/---

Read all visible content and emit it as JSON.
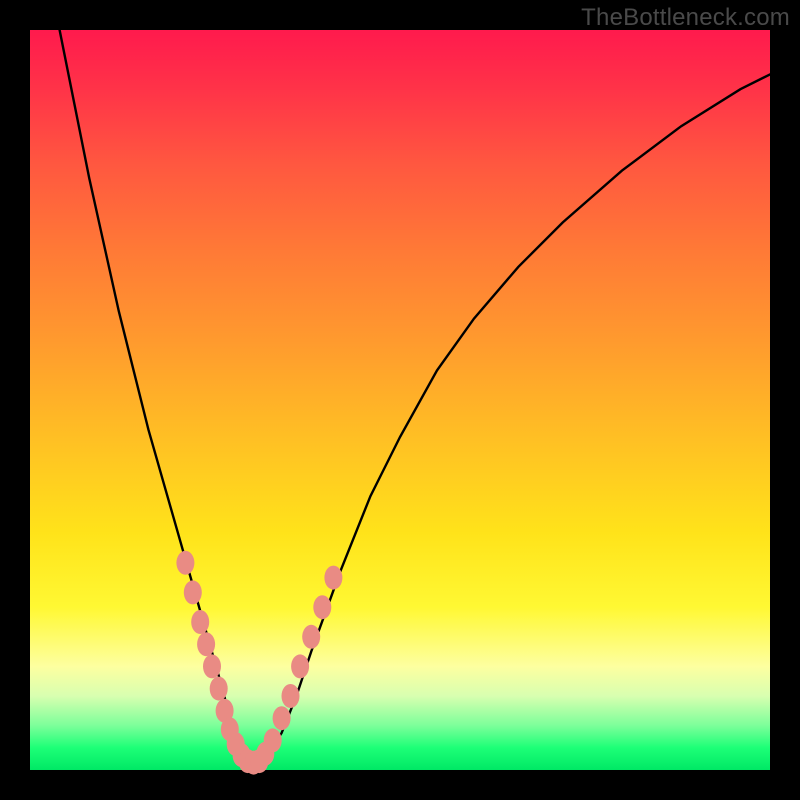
{
  "watermark": "TheBottleneck.com",
  "chart_data": {
    "type": "line",
    "title": "",
    "xlabel": "",
    "ylabel": "",
    "xlim": [
      0,
      100
    ],
    "ylim": [
      0,
      100
    ],
    "series": [
      {
        "name": "bottleneck-curve",
        "x": [
          4,
          6,
          8,
          10,
          12,
          14,
          16,
          18,
          20,
          22,
          24,
          26,
          27,
          28,
          29,
          30,
          31,
          32,
          34,
          36,
          38,
          42,
          46,
          50,
          55,
          60,
          66,
          72,
          80,
          88,
          96,
          100
        ],
        "y": [
          100,
          90,
          80,
          71,
          62,
          54,
          46,
          39,
          32,
          25,
          18,
          11,
          7,
          4,
          2,
          1,
          1,
          2,
          5,
          10,
          16,
          27,
          37,
          45,
          54,
          61,
          68,
          74,
          81,
          87,
          92,
          94
        ]
      }
    ],
    "markers": {
      "name": "highlighted-points",
      "color": "#e98b84",
      "points": [
        {
          "x": 21.0,
          "y": 28
        },
        {
          "x": 22.0,
          "y": 24
        },
        {
          "x": 23.0,
          "y": 20
        },
        {
          "x": 23.8,
          "y": 17
        },
        {
          "x": 24.6,
          "y": 14
        },
        {
          "x": 25.5,
          "y": 11
        },
        {
          "x": 26.3,
          "y": 8
        },
        {
          "x": 27.0,
          "y": 5.5
        },
        {
          "x": 27.8,
          "y": 3.5
        },
        {
          "x": 28.6,
          "y": 2
        },
        {
          "x": 29.4,
          "y": 1.2
        },
        {
          "x": 30.2,
          "y": 1
        },
        {
          "x": 31.0,
          "y": 1.2
        },
        {
          "x": 31.8,
          "y": 2.2
        },
        {
          "x": 32.8,
          "y": 4
        },
        {
          "x": 34.0,
          "y": 7
        },
        {
          "x": 35.2,
          "y": 10
        },
        {
          "x": 36.5,
          "y": 14
        },
        {
          "x": 38.0,
          "y": 18
        },
        {
          "x": 39.5,
          "y": 22
        },
        {
          "x": 41.0,
          "y": 26
        }
      ]
    }
  }
}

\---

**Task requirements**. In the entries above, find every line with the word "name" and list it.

**Task output**.
        "name": "bottleneck-curve",
      "name": "highlighted-points",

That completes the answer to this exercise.